I used a router to safely, and cleanly, cut a small pocket out of the underside of the table so that I could place a Qi-charger in there. Before you get rowdy in the comments this was my first time using a router, and my cut shows it. However beauty is only skin deep, and what's on the inside doesn't matter so I'll make my cuts how I please.

You can also use a chisel, I began the process with one before deciding I loved myself. It will just take much longer, and if you're like me you might break your table.

Step 10: Glue That Side Trim

Glue your trim down so that your table gets that extra "edge" of support and prevent warping. This part should take you a while simply because you want to be careful with the placement of edges, aka you don't want gaps.

Once glued, its at this point when you decide how you want your table to look, I coated mine in alcohol to see how it would look with no stain and I really liked it so I didn't stain my wood. Because of this if you don't stain your wood you don't have to worry about its finish until the end of the project.

Step 11: Who "Framed" Roger Rabbit

Alright, If you want a metal frame you better have some money because these connector pieces are stupid expensive. Go to Home Depot, go to the piping section, and be ready to bother Rick for the next three weeks as you make him re-cut, re-thread, and re-cut pipes again cause you measured wrong.

Use what ever dimensions you want to make the table, because I'm really tall I made the legs 31 inches, plus a 3/4 inch thick table-top. Overall that makes my table a little taller than 30 inch standard desk.

Set up your frame, make sure everything is the right size and nothing is loose. Test out your heights by placing the tabletop on it.

Step 12: Underside Organization

My honest to god least favorite thing about technology is the cables. So since this is gonna be a "smart" table all of the cables I'll be using will be organized to the underside of the desk.
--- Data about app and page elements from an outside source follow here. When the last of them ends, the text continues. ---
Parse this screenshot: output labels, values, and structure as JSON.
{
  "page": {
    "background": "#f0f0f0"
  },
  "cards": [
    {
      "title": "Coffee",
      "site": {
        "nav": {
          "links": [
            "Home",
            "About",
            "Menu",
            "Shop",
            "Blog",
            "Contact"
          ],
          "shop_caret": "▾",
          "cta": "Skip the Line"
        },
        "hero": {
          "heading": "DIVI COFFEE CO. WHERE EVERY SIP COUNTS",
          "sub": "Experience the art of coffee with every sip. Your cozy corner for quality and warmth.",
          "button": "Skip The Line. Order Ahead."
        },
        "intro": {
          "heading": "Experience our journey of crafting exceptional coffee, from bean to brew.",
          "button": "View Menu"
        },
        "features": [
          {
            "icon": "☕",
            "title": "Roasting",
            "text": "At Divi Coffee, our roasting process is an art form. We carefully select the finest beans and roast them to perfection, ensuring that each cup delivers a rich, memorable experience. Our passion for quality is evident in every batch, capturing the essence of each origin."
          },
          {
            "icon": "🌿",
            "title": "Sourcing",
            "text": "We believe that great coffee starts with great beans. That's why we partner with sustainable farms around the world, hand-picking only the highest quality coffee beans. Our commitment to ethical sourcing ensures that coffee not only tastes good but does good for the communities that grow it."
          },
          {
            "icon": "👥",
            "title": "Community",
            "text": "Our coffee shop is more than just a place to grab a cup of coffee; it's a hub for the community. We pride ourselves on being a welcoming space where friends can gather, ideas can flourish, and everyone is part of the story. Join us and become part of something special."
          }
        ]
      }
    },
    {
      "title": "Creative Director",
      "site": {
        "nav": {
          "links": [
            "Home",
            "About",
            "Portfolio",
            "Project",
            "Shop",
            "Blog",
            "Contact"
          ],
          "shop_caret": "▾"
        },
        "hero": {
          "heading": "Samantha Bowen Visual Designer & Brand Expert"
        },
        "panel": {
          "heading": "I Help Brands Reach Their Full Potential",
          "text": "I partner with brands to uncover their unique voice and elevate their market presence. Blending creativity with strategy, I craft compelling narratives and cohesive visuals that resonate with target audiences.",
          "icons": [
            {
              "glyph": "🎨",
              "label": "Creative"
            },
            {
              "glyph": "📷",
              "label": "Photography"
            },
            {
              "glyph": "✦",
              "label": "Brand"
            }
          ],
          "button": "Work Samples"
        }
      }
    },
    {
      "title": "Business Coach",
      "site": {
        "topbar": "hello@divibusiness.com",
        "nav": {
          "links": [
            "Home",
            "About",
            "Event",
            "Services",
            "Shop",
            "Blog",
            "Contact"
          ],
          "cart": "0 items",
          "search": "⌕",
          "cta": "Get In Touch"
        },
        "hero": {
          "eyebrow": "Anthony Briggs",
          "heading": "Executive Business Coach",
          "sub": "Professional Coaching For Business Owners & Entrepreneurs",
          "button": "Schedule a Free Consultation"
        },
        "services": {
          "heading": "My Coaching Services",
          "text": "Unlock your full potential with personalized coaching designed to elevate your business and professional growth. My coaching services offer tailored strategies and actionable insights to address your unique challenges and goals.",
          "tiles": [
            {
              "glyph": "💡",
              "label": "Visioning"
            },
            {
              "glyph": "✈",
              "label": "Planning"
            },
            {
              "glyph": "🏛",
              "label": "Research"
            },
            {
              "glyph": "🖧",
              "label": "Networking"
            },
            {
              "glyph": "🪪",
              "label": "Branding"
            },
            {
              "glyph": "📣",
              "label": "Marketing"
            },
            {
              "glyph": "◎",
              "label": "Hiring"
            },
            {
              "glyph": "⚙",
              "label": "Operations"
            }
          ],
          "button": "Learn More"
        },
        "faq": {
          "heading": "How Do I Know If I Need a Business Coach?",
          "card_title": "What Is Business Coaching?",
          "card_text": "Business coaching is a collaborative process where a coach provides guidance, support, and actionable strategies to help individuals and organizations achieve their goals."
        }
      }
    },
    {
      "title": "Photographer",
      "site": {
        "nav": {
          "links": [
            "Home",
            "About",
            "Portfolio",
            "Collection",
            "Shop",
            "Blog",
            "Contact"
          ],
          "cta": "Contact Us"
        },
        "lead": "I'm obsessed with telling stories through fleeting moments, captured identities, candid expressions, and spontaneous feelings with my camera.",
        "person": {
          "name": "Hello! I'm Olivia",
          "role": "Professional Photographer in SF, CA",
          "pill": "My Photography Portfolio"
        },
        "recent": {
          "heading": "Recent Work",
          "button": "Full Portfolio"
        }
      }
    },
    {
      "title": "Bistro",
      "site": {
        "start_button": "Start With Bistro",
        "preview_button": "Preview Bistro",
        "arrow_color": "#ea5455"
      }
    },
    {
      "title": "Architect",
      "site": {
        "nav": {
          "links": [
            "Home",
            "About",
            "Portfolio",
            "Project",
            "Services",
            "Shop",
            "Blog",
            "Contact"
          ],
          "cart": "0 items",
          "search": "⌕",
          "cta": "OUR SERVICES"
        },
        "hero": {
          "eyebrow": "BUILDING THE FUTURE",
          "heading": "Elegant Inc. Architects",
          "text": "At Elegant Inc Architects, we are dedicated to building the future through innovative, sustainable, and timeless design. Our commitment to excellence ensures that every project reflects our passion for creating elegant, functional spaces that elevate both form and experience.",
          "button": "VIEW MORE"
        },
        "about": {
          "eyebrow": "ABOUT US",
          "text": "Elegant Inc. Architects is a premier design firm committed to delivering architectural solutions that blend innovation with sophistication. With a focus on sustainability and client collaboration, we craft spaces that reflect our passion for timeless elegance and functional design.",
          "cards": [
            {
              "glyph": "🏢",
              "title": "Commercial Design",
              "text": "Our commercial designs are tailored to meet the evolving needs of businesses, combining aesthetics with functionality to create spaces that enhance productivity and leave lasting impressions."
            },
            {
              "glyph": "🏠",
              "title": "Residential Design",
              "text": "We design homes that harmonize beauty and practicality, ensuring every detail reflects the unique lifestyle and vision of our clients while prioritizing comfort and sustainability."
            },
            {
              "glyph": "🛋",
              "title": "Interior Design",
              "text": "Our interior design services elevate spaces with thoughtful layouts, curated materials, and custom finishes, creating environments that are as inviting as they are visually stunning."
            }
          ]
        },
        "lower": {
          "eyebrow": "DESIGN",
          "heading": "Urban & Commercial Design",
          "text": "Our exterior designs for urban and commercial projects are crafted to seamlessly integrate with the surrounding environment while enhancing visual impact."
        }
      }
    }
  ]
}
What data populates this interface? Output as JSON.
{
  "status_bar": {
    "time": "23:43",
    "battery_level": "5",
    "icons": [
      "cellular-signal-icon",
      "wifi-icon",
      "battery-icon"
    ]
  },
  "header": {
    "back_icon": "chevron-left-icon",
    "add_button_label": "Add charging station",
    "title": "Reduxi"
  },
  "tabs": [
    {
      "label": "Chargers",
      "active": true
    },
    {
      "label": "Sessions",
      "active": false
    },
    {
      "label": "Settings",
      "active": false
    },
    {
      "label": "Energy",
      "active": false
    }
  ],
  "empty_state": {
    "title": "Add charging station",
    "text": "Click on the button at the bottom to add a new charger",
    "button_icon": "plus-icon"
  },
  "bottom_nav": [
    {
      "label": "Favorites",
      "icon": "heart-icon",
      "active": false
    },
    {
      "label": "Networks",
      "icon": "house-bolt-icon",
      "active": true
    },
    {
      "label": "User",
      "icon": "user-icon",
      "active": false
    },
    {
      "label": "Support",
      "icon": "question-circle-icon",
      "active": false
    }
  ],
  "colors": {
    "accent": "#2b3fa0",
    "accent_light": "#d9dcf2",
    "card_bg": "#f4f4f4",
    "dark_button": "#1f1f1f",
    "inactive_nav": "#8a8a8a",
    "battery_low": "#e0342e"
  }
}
I began by routing out holes where major parts would sit; such as my laptop charger and outlet adapter. At Home Depot I found some great wire holders, I got the "one hole strap" kind so that I could modify them whichever way I needed. There were about 20 for 4 bucks so I'm definitely going to screw more into the table as more wires come along.

Step 13: Staining and Polishing

Put your table on the frame, now stain it. very simple even my dad could do it. Actually my dad has done it. His table was much better than mine.

I used a polyurethane finish because it's pretty great for wood finishes actually. During winter months though wood can warp, If you're worried and want to minimize warping you'll need to coat the underside of your desk as well.

Step 14: Enjoy Your Table!

That's it! You now have a professional looking desk and anyone who tells you otherwise isn't loved by their mother.

Anything else that I'll add to the table will be uploaded as I do it, but for now I've been really enjoying having a desk for the past few days.

Furniture Contest 2018

Participated in the
Furniture Contest 2018